[EXERCISE DETAILS] Set down the data again word for word. Skip any pictures.
*** SOURCE DATA
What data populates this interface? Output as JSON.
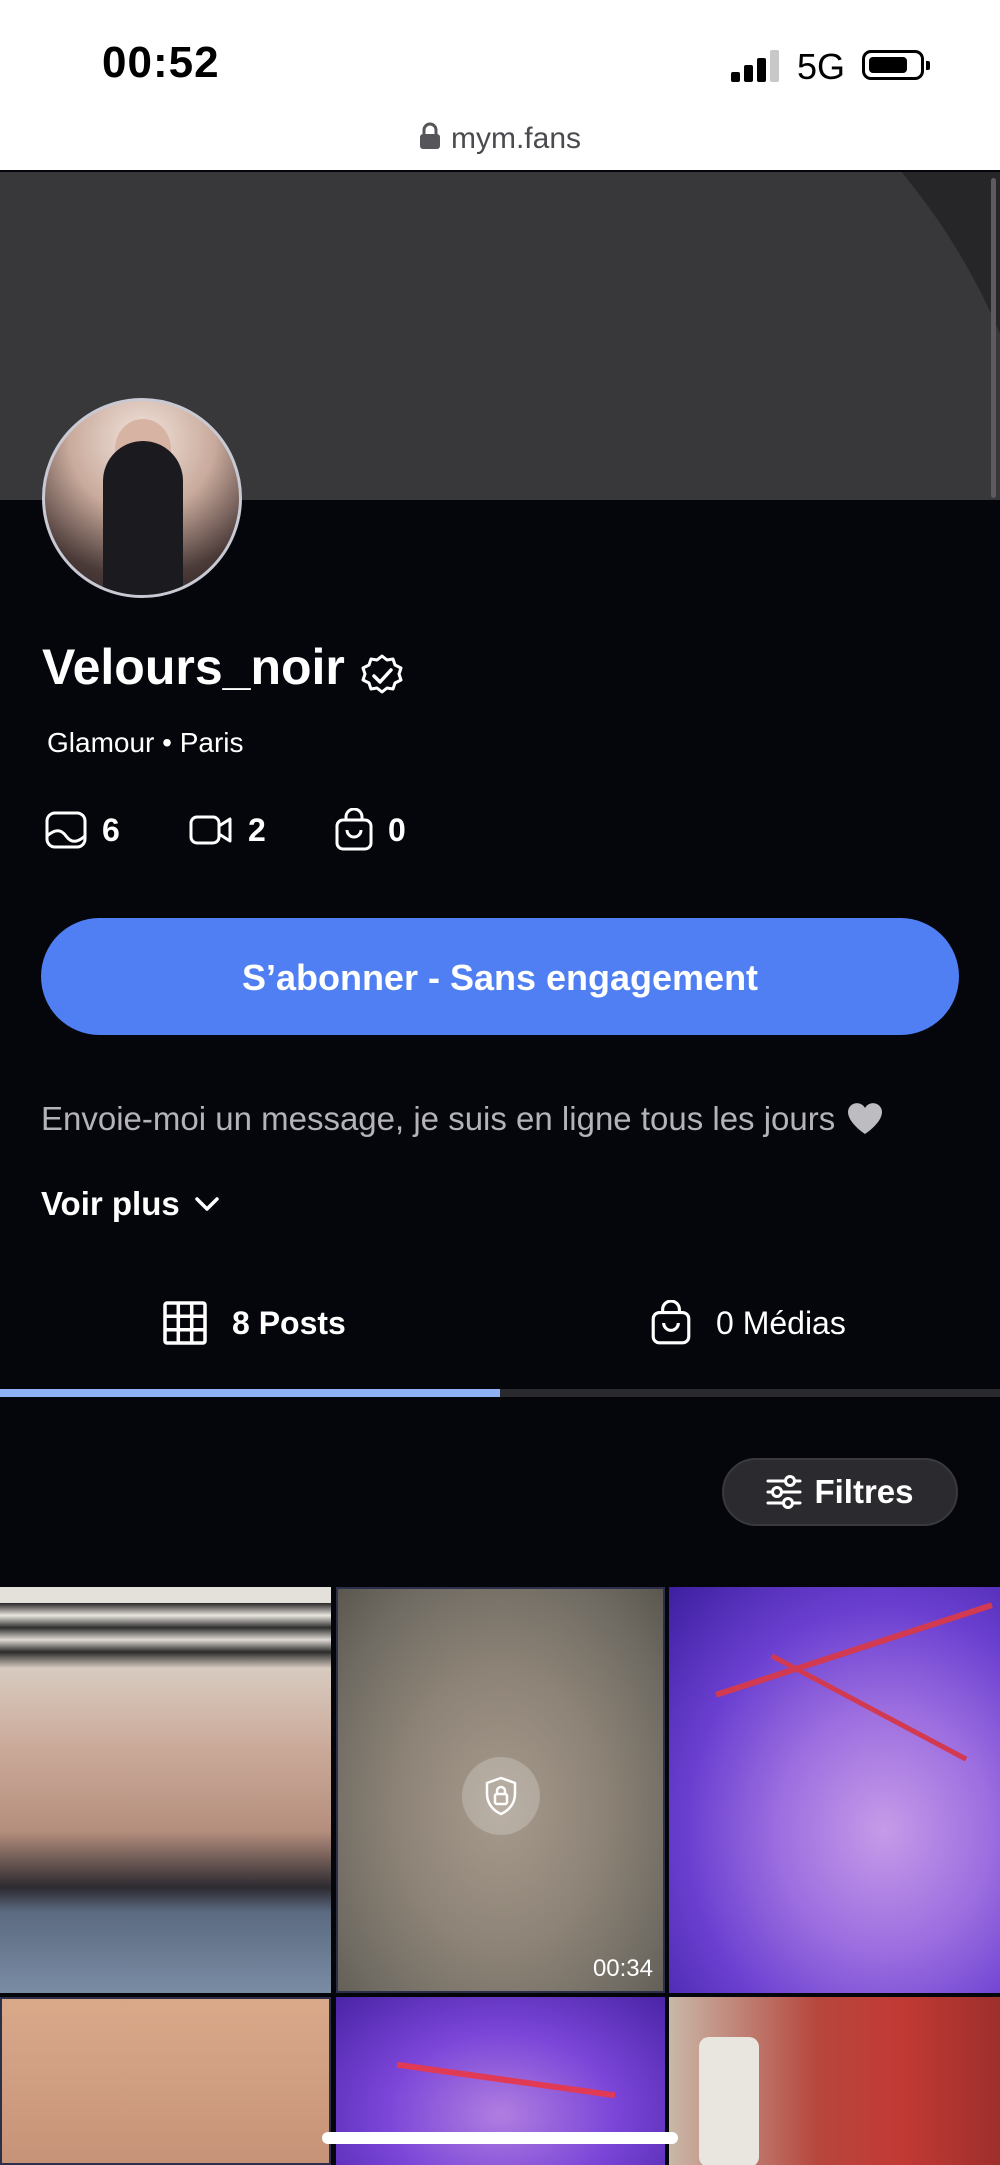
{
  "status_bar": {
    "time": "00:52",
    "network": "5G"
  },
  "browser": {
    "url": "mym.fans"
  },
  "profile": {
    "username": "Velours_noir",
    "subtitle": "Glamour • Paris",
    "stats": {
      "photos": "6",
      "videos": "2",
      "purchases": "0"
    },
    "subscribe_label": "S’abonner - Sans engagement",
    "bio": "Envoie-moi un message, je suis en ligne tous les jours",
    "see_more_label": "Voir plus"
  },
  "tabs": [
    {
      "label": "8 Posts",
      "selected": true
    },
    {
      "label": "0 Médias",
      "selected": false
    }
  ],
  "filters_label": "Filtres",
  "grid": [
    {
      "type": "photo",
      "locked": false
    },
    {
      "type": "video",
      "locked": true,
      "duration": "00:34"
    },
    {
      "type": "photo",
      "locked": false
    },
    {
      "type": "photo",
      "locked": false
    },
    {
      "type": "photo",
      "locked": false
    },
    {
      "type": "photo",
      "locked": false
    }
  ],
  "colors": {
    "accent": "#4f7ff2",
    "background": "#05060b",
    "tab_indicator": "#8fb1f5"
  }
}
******
[SOLUTION TO THE PROBLEM]
What data populates this interface? Output as JSON.
{
  "status_bar": {
    "time": "00:52",
    "network": "5G"
  },
  "browser": {
    "url": "mym.fans"
  },
  "profile": {
    "username": "Velours_noir",
    "subtitle": "Glamour • Paris",
    "stats": {
      "photos": "6",
      "videos": "2",
      "purchases": "0"
    },
    "subscribe_label": "S’abonner - Sans engagement",
    "bio": "Envoie-moi un message, je suis en ligne tous les jours",
    "see_more_label": "Voir plus"
  },
  "tabs": [
    {
      "label": "8 Posts",
      "selected": true
    },
    {
      "label": "0 Médias",
      "selected": false
    }
  ],
  "filters_label": "Filtres",
  "grid": [
    {
      "type": "photo",
      "locked": false
    },
    {
      "type": "video",
      "locked": true,
      "duration": "00:34"
    },
    {
      "type": "photo",
      "locked": false
    },
    {
      "type": "photo",
      "locked": false
    },
    {
      "type": "photo",
      "locked": false
    },
    {
      "type": "photo",
      "locked": false
    }
  ],
  "colors": {
    "accent": "#4f7ff2",
    "background": "#05060b",
    "tab_indicator": "#8fb1f5"
  }
}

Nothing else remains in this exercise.